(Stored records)
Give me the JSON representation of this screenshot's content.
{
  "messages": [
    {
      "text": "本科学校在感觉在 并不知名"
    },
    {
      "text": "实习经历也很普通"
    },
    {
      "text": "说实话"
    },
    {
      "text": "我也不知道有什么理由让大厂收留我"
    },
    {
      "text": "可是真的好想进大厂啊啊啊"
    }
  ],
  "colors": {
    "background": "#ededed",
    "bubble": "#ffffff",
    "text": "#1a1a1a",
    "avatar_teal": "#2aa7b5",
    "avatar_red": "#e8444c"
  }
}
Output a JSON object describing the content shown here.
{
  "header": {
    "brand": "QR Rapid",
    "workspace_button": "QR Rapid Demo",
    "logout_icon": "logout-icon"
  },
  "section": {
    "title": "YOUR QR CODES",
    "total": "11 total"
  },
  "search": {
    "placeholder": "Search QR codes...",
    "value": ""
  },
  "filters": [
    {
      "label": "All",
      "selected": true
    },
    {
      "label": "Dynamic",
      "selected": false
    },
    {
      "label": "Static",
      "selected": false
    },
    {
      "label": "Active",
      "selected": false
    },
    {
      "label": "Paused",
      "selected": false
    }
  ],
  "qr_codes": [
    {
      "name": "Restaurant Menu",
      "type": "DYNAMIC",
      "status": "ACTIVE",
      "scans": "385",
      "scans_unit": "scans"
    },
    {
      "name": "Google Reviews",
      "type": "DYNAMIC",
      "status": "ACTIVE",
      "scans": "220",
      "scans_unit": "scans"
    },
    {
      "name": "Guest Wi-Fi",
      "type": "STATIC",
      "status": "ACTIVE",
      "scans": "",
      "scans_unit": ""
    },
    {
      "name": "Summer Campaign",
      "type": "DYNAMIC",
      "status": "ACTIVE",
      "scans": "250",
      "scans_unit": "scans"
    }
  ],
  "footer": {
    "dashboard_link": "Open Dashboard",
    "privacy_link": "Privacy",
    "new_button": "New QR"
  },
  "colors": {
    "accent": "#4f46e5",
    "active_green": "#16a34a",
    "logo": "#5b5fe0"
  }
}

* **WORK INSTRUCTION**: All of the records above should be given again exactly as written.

* **TASK RESULT**:
Give me the JSON representation of this screenshot's content.
{
  "messages": [
    {
      "text": "本科学校在感觉在 并不知名"
    },
    {
      "text": "实习经历也很普通"
    },
    {
      "text": "说实话"
    },
    {
      "text": "我也不知道有什么理由让大厂收留我"
    },
    {
      "text": "可是真的好想进大厂啊啊啊"
    }
  ],
  "colors": {
    "background": "#ededed",
    "bubble": "#ffffff",
    "text": "#1a1a1a",
    "avatar_teal": "#2aa7b5",
    "avatar_red": "#e8444c"
  }
}
Output a JSON object describing the content shown here.
{
  "header": {
    "brand": "QR Rapid",
    "workspace_button": "QR Rapid Demo",
    "logout_icon": "logout-icon"
  },
  "section": {
    "title": "YOUR QR CODES",
    "total": "11 total"
  },
  "search": {
    "placeholder": "Search QR codes...",
    "value": ""
  },
  "filters": [
    {
      "label": "All",
      "selected": true
    },
    {
      "label": "Dynamic",
      "selected": false
    },
    {
      "label": "Static",
      "selected": false
    },
    {
      "label": "Active",
      "selected": false
    },
    {
      "label": "Paused",
      "selected": false
    }
  ],
  "qr_codes": [
    {
      "name": "Restaurant Menu",
      "type": "DYNAMIC",
      "status": "ACTIVE",
      "scans": "385",
      "scans_unit": "scans"
    },
    {
      "name": "Google Reviews",
      "type": "DYNAMIC",
      "status": "ACTIVE",
      "scans": "220",
      "scans_unit": "scans"
    },
    {
      "name": "Guest Wi-Fi",
      "type": "STATIC",
      "status": "ACTIVE",
      "scans": "",
      "scans_unit": ""
    },
    {
      "name": "Summer Campaign",
      "type": "DYNAMIC",
      "status": "ACTIVE",
      "scans": "250",
      "scans_unit": "scans"
    }
  ],
  "footer": {
    "dashboard_link": "Open Dashboard",
    "privacy_link": "Privacy",
    "new_button": "New QR"
  },
  "colors": {
    "accent": "#4f46e5",
    "active_green": "#16a34a",
    "logo": "#5b5fe0"
  }
}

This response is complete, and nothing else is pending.